WASHINGTON — In the span of five days, what was once a battlespace within sight of the president’s doorstep transformed into a public theater, a setting where protesters made defiant declarations that progress is still possible.
The name "Black Lives Matter Plaza" was still sinking in Friday evening, hours after D.C. Mayor Muriel E. Bowser re-christened the 1,000-foot stretch of 16th Street.
Downpours met the second week of demonstrations, but in interviews throughout the day, protesters said rain could not deter them from meeting the moment — as they gathered to find their places in history.
“What brings me joy, is that everybody is here,” Jiah Waldon said, seconds after she surprised herself by leading the crowd in a call-and-response chant. "It kind of makes me look at my arm and think, ‘we do matter!’ We matter today, we matter tomorrow, we mattered before, and we will always matter.’"
Umbrellas blended together under lowering skies, the echoes of Dr. Martin Luther King Jr.’s iconic “I’ve Been to the Mountaintop,” address emanating from a speaker in the heart of the plaza.
The words from 52 years ago were punctuated by thunder, underscoring demonstrator’s steadiness of purpose before Saturday’s historic march across the District.

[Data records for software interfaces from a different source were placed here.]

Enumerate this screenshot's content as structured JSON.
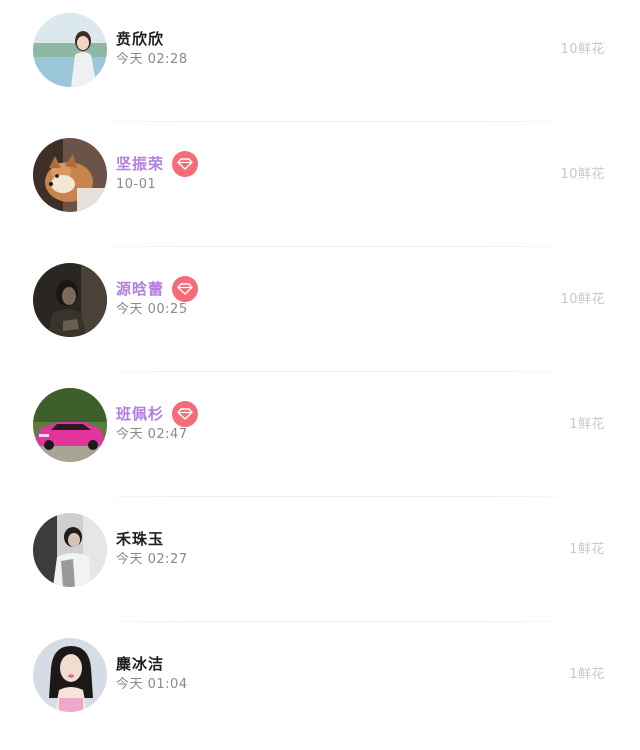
{
  "records": [
    {
      "name": "贲欣欣",
      "time": "今天 02:28",
      "flowers": "10鲜花",
      "vip": false,
      "avatar": "woman-lakeside-photo"
    },
    {
      "name": "坚振荣",
      "time": "10-01",
      "flowers": "10鲜花",
      "vip": true,
      "avatar": "shiba-dog-photo"
    },
    {
      "name": "源晗蕾",
      "time": "今天 00:25",
      "flowers": "10鲜花",
      "vip": true,
      "avatar": "dark-portrait-photo"
    },
    {
      "name": "班佩杉",
      "time": "今天 02:47",
      "flowers": "1鲜花",
      "vip": true,
      "avatar": "pink-sports-car-photo"
    },
    {
      "name": "禾珠玉",
      "time": "今天 02:27",
      "flowers": "1鲜花",
      "vip": false,
      "avatar": "man-indoor-photo"
    },
    {
      "name": "麋冰洁",
      "time": "今天 01:04",
      "flowers": "1鲜花",
      "vip": false,
      "avatar": "woman-portrait-photo"
    }
  ],
  "colors": {
    "name_default": "#1e1e1e",
    "name_vip": "#b27ee0",
    "vip_badge": "#f56b78",
    "time_text": "#8a8a8a",
    "flowers_text": "#c8c8c8"
  },
  "icons": {
    "vip_badge": "diamond-icon"
  }
}
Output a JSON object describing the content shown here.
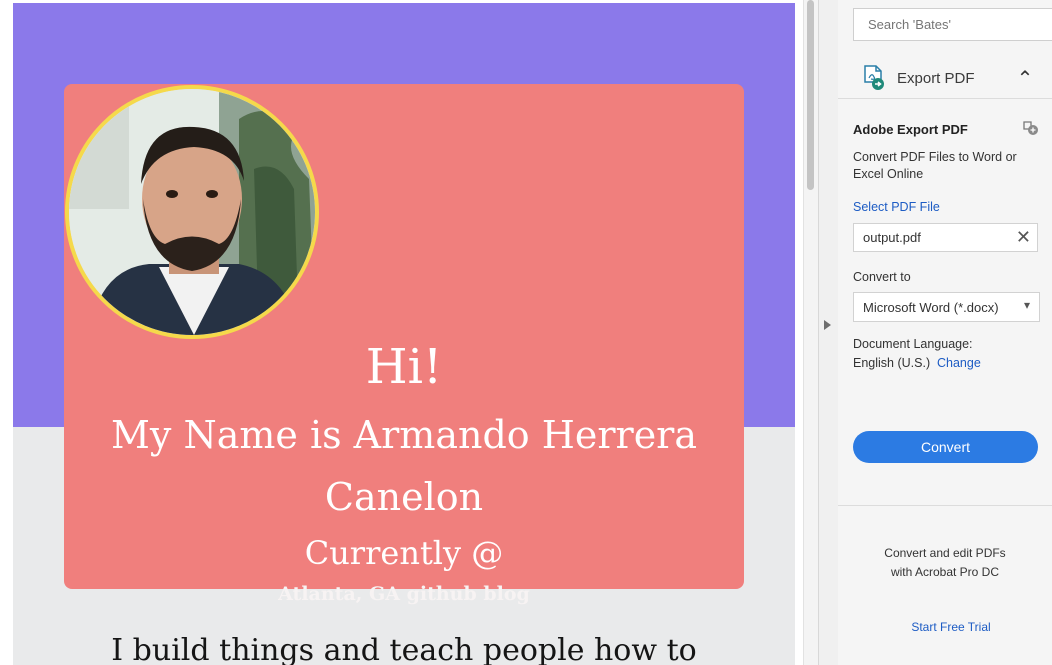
{
  "document": {
    "greeting": "Hi!",
    "name_line1": "My Name is Armando Herrera",
    "name_line2": "Canelon",
    "current_line": "Currently @",
    "links_line": "Atlanta, GA github blog",
    "tagline": "I build things and teach people how to",
    "colors": {
      "hero_bg": "#8b79ea",
      "card": "#f07f7d",
      "page_bg": "#e9eaeb",
      "avatar_border": "#f5d94b"
    }
  },
  "panel": {
    "search_placeholder": "Search 'Bates'",
    "tool_title": "Export PDF",
    "tool_icon": "export-pdf-icon",
    "section_title": "Adobe Export PDF",
    "section_desc": "Convert PDF Files to Word or Excel Online",
    "select_file_label": "Select PDF File",
    "file_name": "output.pdf",
    "convert_to_label": "Convert to",
    "format_value": "Microsoft Word (*.docx)",
    "lang_label": "Document Language:",
    "lang_value": "English (U.S.)",
    "lang_change": "Change",
    "convert_button": "Convert",
    "promo_line1": "Convert and edit PDFs",
    "promo_line2": "with Acrobat Pro DC",
    "trial_link": "Start Free Trial",
    "accent": "#2c7be3"
  }
}
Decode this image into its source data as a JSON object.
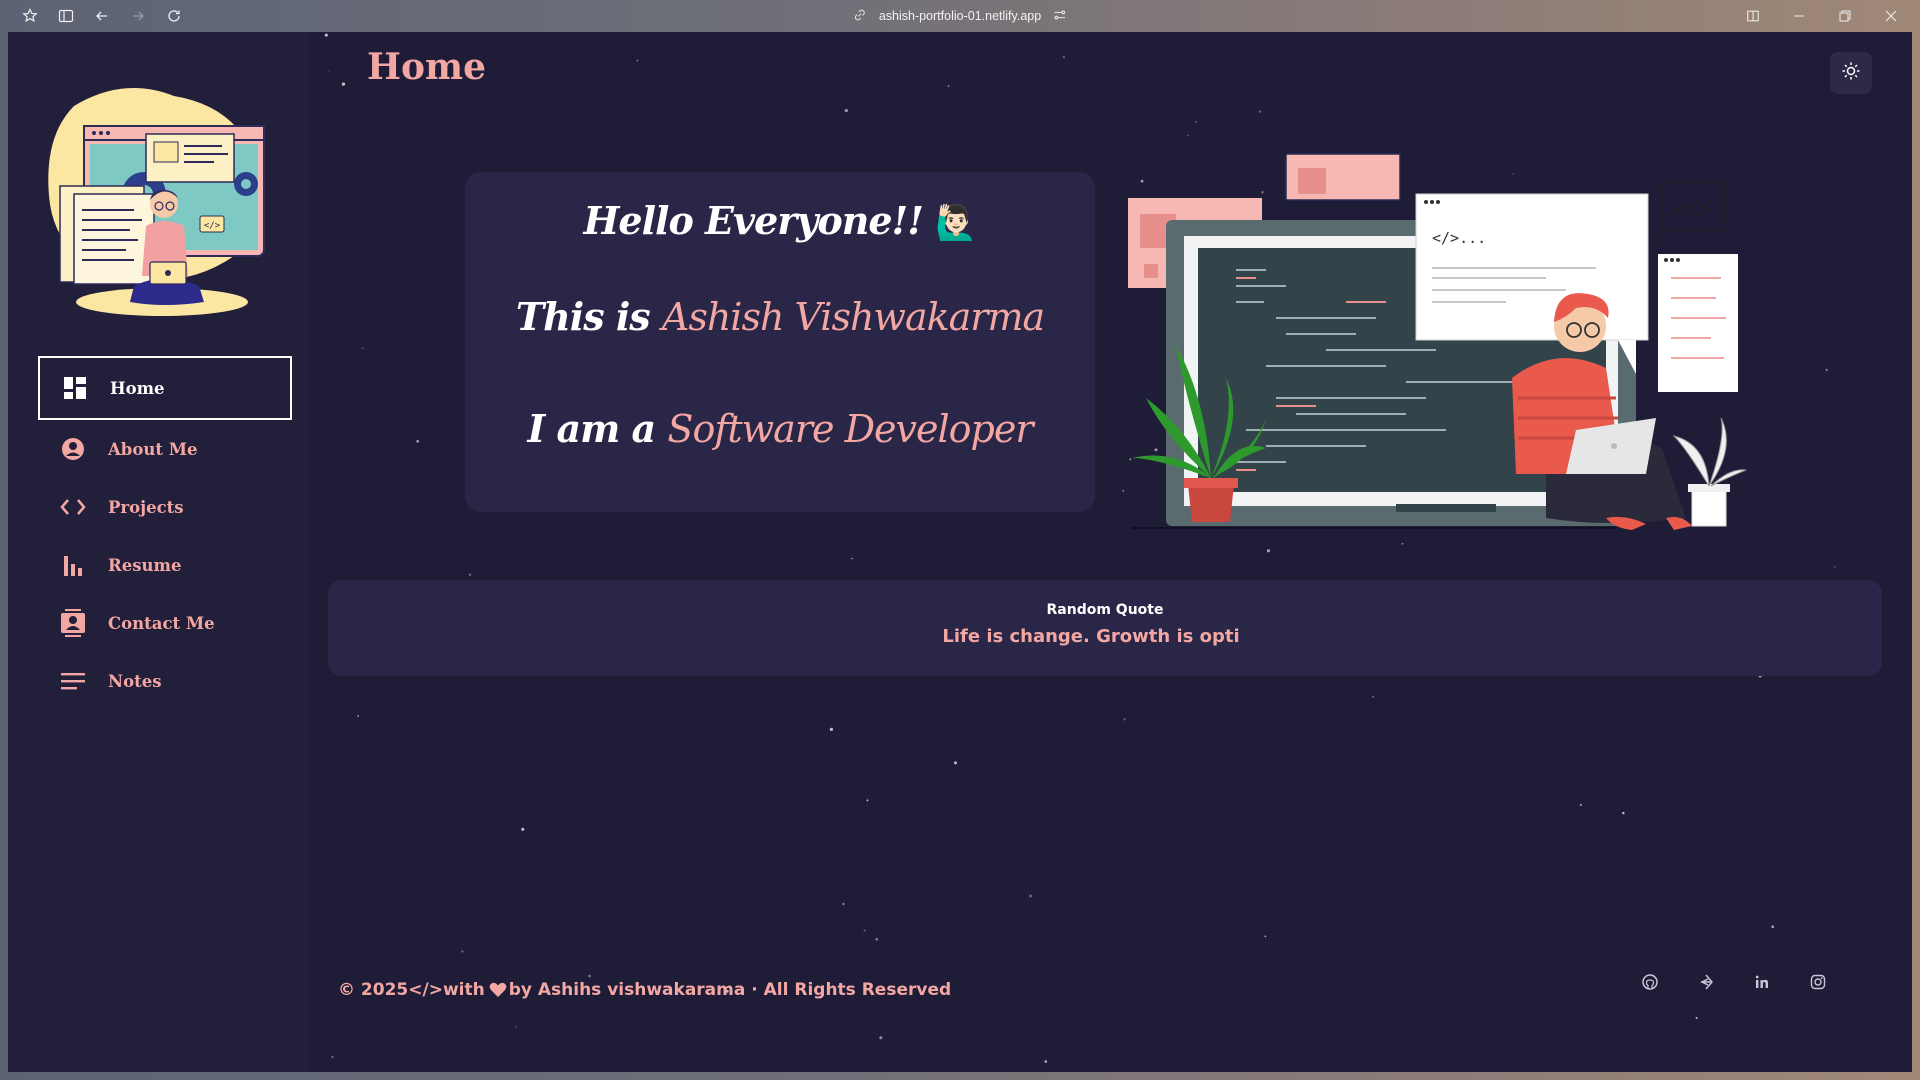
{
  "browser": {
    "url": "ashish-portfolio-01.netlify.app",
    "icons": [
      "extensions-icon",
      "sidebar-toggle-icon",
      "back-icon",
      "forward-icon",
      "reload-icon",
      "link-icon",
      "site-settings-icon",
      "split-view-icon",
      "minimize-icon",
      "restore-icon",
      "close-icon"
    ]
  },
  "sidebar": {
    "items": [
      {
        "label": "Home",
        "icon": "dashboard-icon",
        "active": true
      },
      {
        "label": "About Me",
        "icon": "user-circle-icon"
      },
      {
        "label": "Projects",
        "icon": "code-icon"
      },
      {
        "label": "Resume",
        "icon": "bar-chart-icon"
      },
      {
        "label": "Contact Me",
        "icon": "contact-card-icon"
      },
      {
        "label": "Notes",
        "icon": "notes-lines-icon"
      }
    ]
  },
  "header": {
    "title": "Home",
    "theme_icon": "sun-icon"
  },
  "hero": {
    "greeting": "Hello Everyone!!",
    "greeting_emoji": "🙋🏻‍♂️",
    "intro_prefix": "This is",
    "name": "Ashish Vishwakarma",
    "role_prefix": "I am a",
    "role": "Software Developer"
  },
  "quote": {
    "title": "Random Quote",
    "text": "Life is change. Growth is opti"
  },
  "footer": {
    "text_prefix": "© 2025",
    "code_symbol": "</>",
    "with": " with",
    "by_text": "by Ashihs vishwakarama · All Rights Reserved",
    "social": [
      "github-icon",
      "codechef-icon",
      "linkedin-icon",
      "instagram-icon"
    ]
  },
  "colors": {
    "accent": "#f2a7a3",
    "background": "#1f1c38",
    "card": "#2a2647",
    "sidebar": "#221f3b"
  }
}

“It just inspires me how we came here, didn’t stay home, and just seeing everybody together,” said Lucy Wondwosen. “You can feel the energy of everybody coming together as one.”